Since, therefore, the children share flesh and blood, he himself likewise shared the same things, so that through death he might destroy the one who has the power of death, that is, the devil, and free those who all their lives were held in slavery by the fear of death. For it is clear that he did not come to help angels, but the descendants of Abraham. Therefore he had to become like his brothers and sisters in every respect, so that he might be a merciful and faithful high priest in the service of God, to make a sacrifice of atonement for the sins of the people. Because he himself was tested by what he suffered, he is able to help those who are being tested.
Perhaps Christmas is one of the few times when God feels real. It’s easy for us to allow God to become distant, far off, external and remote. But not at Christmas. At Christmas we speak in hushed tones of incarnation, of God slipping on human skin and dwelling among us, of God moving into our neighbourhood.
Suddenly, God stops being distant and becomes immediate, here and now, in flesh and blood.
Our flesh and blood.
God becomes human in Jesus and experiences life. All of life. All the good bits and all the hard bits.
Rather than being apart and separate, God is very much with us.
But why? Why would God do that? Why would God come and inhabit our lives?
So that we do not need to be afraid.
Nobody said life would be easy, but when we live without fear everything changes. Jesus faced the same difficulties we all face so we can be confident He can provide support in our times of need. That changes everything.
God with us,
God who in Jesus lived our life,
who felt and feels all we feel,
remind us of your presence
when we feel you are far away
when we feel alone
when we feel tempted to wander off.

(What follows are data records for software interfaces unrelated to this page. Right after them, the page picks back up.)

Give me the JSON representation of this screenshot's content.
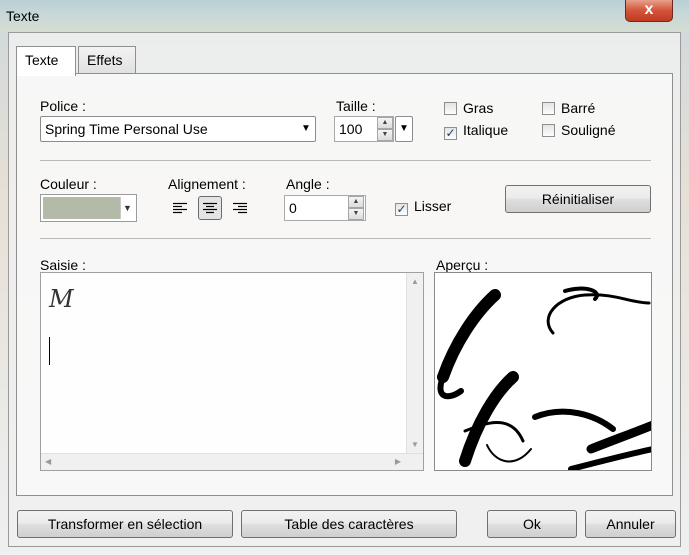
{
  "window": {
    "title": "Texte",
    "close_glyph": "x"
  },
  "tabs": [
    {
      "label": "Texte",
      "active": true
    },
    {
      "label": "Effets",
      "active": false
    }
  ],
  "font": {
    "label": "Police :",
    "value": "Spring Time Personal Use",
    "size_label": "Taille :",
    "size_value": "100"
  },
  "styles": {
    "bold": {
      "label": "Gras",
      "checked": false
    },
    "italic": {
      "label": "Italique",
      "checked": true
    },
    "strike": {
      "label": "Barré",
      "checked": false
    },
    "underline": {
      "label": "Souligné",
      "checked": false
    }
  },
  "color": {
    "label": "Couleur :",
    "value": "#b3bba8"
  },
  "alignment": {
    "label": "Alignement :",
    "selected": "center",
    "options": [
      "left",
      "center",
      "right"
    ]
  },
  "angle": {
    "label": "Angle :",
    "value": "0"
  },
  "smooth": {
    "label": "Lisser",
    "checked": true
  },
  "reset_button": "Réinitialiser",
  "input": {
    "label": "Saisie :",
    "text": "M"
  },
  "preview": {
    "label": "Aperçu :"
  },
  "footer": {
    "to_selection": "Transformer en sélection",
    "char_table": "Table des caractères",
    "ok": "Ok",
    "cancel": "Annuler"
  },
  "icons": [
    "close-icon",
    "dropdown-arrow-icon",
    "spin-up-icon",
    "spin-down-icon",
    "align-left-icon",
    "align-center-icon",
    "align-right-icon",
    "check-icon"
  ]
}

Help us to live fearless lives
for we are always in your love.
Stewart Cutler is an ordinand at the Scottish Congregational & United Reformed Church College.